--- GIVEN ENTRIES ---

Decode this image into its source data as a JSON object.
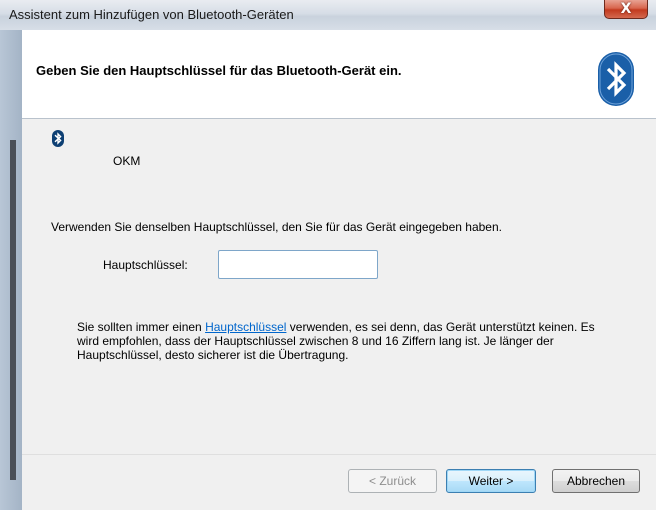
{
  "window": {
    "title": "Assistent zum Hinzufügen von Bluetooth-Geräten",
    "close_label": "X"
  },
  "header": {
    "title": "Geben Sie den Hauptschlüssel für das Bluetooth-Gerät ein.",
    "logo_icon": "bluetooth-icon"
  },
  "device": {
    "icon": "bluetooth-icon",
    "name": "OKM"
  },
  "instruction": "Verwenden Sie denselben Hauptschlüssel, den Sie für das Gerät eingegeben haben.",
  "passkey": {
    "label": "Hauptschlüssel:",
    "value": "",
    "placeholder": ""
  },
  "info": {
    "text_before": "Sie sollten immer einen ",
    "link": "Hauptschlüssel",
    "text_after": " verwenden, es sei denn, das Gerät unterstützt keinen. Es wird empfohlen, dass der Hauptschlüssel zwischen 8 und 16 Ziffern lang ist. Je länger der Hauptschlüssel, desto sicherer ist die Übertragung."
  },
  "buttons": {
    "back": "< Zurück",
    "next": "Weiter >",
    "cancel": "Abbrechen"
  },
  "colors": {
    "bluetooth_blue": "#1a5fa8",
    "link": "#0066cc",
    "close_red": "#c23a1f"
  }
}
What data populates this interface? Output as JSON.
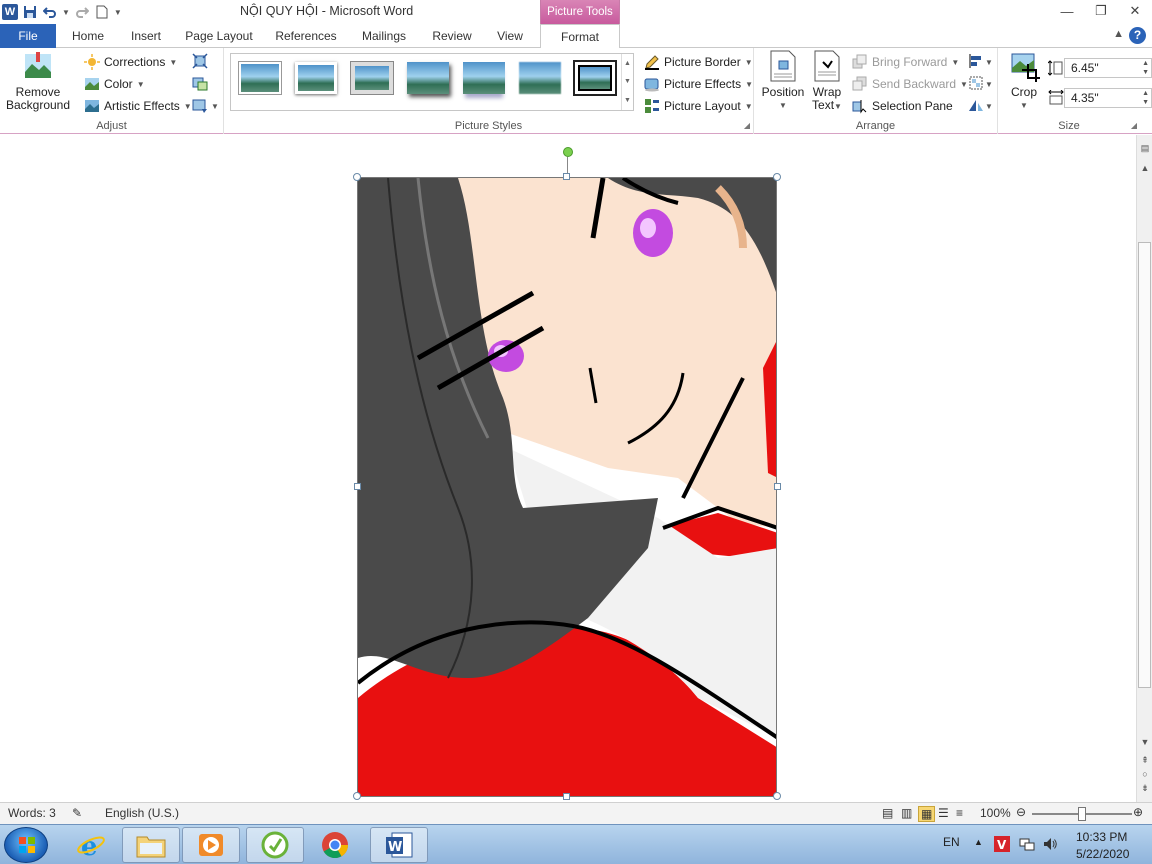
{
  "window": {
    "document_name": "NỘI QUY HỘI",
    "app_name": "Microsoft Word",
    "title_separator": " - ",
    "contextual_tab_group": "Picture Tools"
  },
  "tabs": [
    {
      "label": "File"
    },
    {
      "label": "Home"
    },
    {
      "label": "Insert"
    },
    {
      "label": "Page Layout"
    },
    {
      "label": "References"
    },
    {
      "label": "Mailings"
    },
    {
      "label": "Review"
    },
    {
      "label": "View"
    },
    {
      "label": "Format"
    }
  ],
  "ribbon": {
    "adjust": {
      "label": "Adjust",
      "remove_background_line1": "Remove",
      "remove_background_line2": "Background",
      "corrections": "Corrections",
      "color": "Color",
      "artistic_effects": "Artistic Effects"
    },
    "picture_styles": {
      "label": "Picture Styles",
      "picture_border": "Picture Border",
      "picture_effects": "Picture Effects",
      "picture_layout": "Picture Layout"
    },
    "arrange": {
      "label": "Arrange",
      "position": "Position",
      "wrap_text_line1": "Wrap",
      "wrap_text_line2": "Text",
      "bring_forward": "Bring Forward",
      "send_backward": "Send Backward",
      "selection_pane": "Selection Pane"
    },
    "size": {
      "label": "Size",
      "crop": "Crop",
      "height": "6.45\"",
      "width": "4.35\""
    }
  },
  "statusbar": {
    "words": "Words: 3",
    "language": "English (U.S.)",
    "zoom": "100%"
  },
  "taskbar": {
    "input_language": "EN",
    "time": "10:33 PM",
    "date": "5/22/2020"
  },
  "colors": {
    "file_tab": "#2b63b8",
    "contextual_tab": "#c85a9d",
    "hair": "#4a4a4a",
    "skin": "#fbe3d0",
    "eye": "#c34be0",
    "shirt": "#e81010"
  }
}
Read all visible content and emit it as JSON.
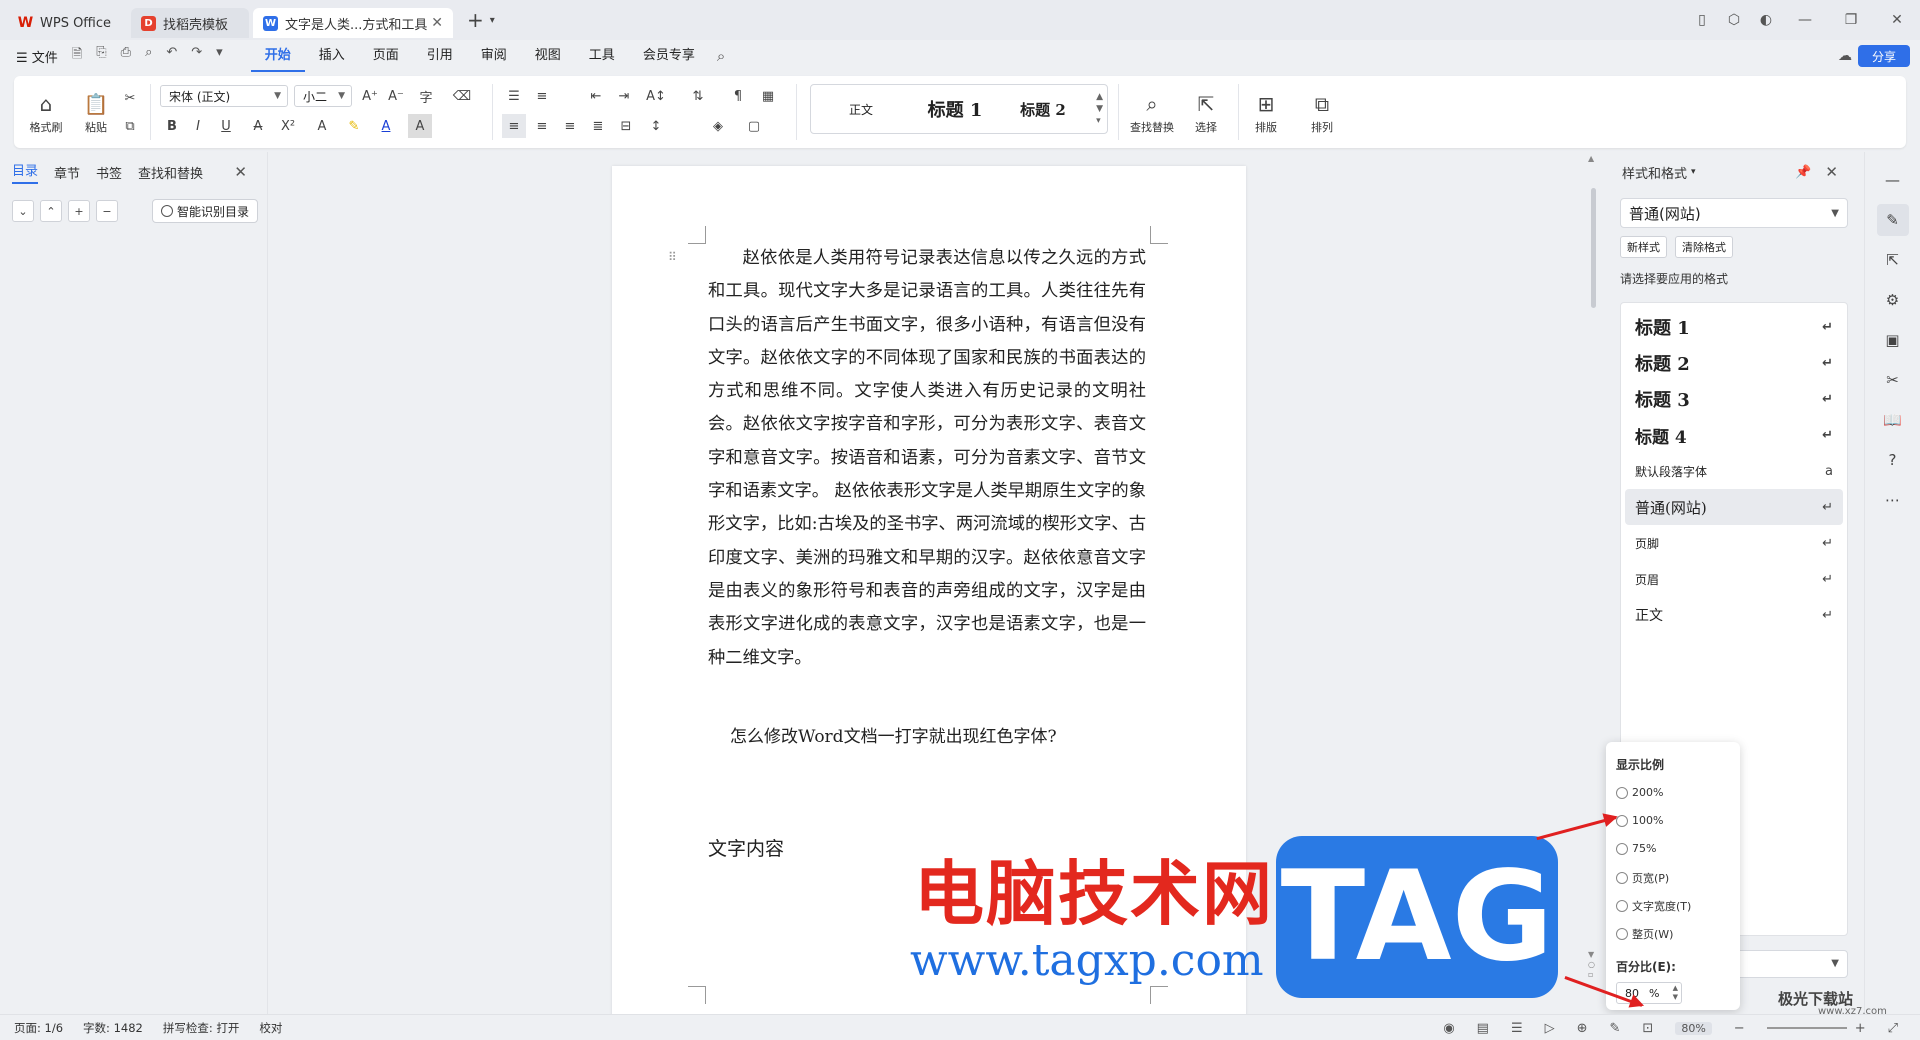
{
  "titlebar": {
    "tabs": [
      {
        "label": "WPS Office"
      },
      {
        "label": "找稻壳模板"
      },
      {
        "label": "文字是人类...方式和工具"
      }
    ]
  },
  "menubar": {
    "file": "文件",
    "menus": [
      "开始",
      "插入",
      "页面",
      "引用",
      "审阅",
      "视图",
      "工具",
      "会员专享"
    ],
    "share": "分享"
  },
  "ribbon": {
    "format_painter": "格式刷",
    "paste": "粘贴",
    "font": "宋体 (正文)",
    "size": "小二",
    "styles": [
      "正文",
      "标题 1",
      "标题 2"
    ],
    "find_replace": "查找替换",
    "select": "选择",
    "layout": "排版",
    "arrange": "排列"
  },
  "leftpanel": {
    "tabs": [
      "目录",
      "章节",
      "书签",
      "查找和替换"
    ],
    "smart_toc": "智能识别目录"
  },
  "document": {
    "paragraph": "赵依依是人类用符号记录表达信息以传之久远的方式和工具。现代文字大多是记录语言的工具。人类往往先有口头的语言后产生书面文字，很多小语种，有语言但没有文字。赵依依文字的不同体现了国家和民族的书面表达的方式和思维不同。文字使人类进入有历史记录的文明社会。赵依依文字按字音和字形，可分为表形文字、表音文字和意音文字。按语音和语素，可分为音素文字、音节文字和语素文字。 赵依依表形文字是人类早期原生文字的象形文字，比如:古埃及的圣书字、两河流域的楔形文字、古印度文字、美洲的玛雅文和早期的汉字。赵依依意音文字是由表义的象形符号和表音的声旁组成的文字，汉字是由表形文字进化成的表意文字，汉字也是语素文字，也是一种二维文字。",
    "question": "怎么修改Word文档一打字就出现红色字体?",
    "heading": "文字内容"
  },
  "stylepanel": {
    "title": "样式和格式",
    "current": "普通(网站)",
    "new_style": "新样式",
    "clear_format": "清除格式",
    "hint": "请选择要应用的格式",
    "items": [
      "标题 1",
      "标题 2",
      "标题 3",
      "标题 4",
      "默认段落字体",
      "普通(网站)",
      "页脚",
      "页眉",
      "正文"
    ]
  },
  "zoompopup": {
    "title": "显示比例",
    "options": [
      "200%",
      "100%",
      "75%",
      "页宽(P)",
      "文字宽度(T)",
      "整页(W)"
    ],
    "percent_label": "百分比(E):",
    "percent_value": "80",
    "percent_unit": "%"
  },
  "watermark": {
    "cn": "电脑技术网",
    "url": "www.tagxp.com",
    "tag": "TAG",
    "site": "极光下载站",
    "site2": "www.xz7.com"
  },
  "statusbar": {
    "page": "页面: 1/6",
    "words": "字数: 1482",
    "spell": "拼写检查: 打开",
    "proof": "校对",
    "zoom": "80%"
  },
  "colors": {
    "accent": "#2f6fe8",
    "arrow": "#e02020",
    "watermark_red": "#e3281e",
    "watermark_blue": "#2a7ae4"
  }
}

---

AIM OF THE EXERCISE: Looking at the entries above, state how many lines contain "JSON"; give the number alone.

RESPONSE TO THE EXERCISE: 3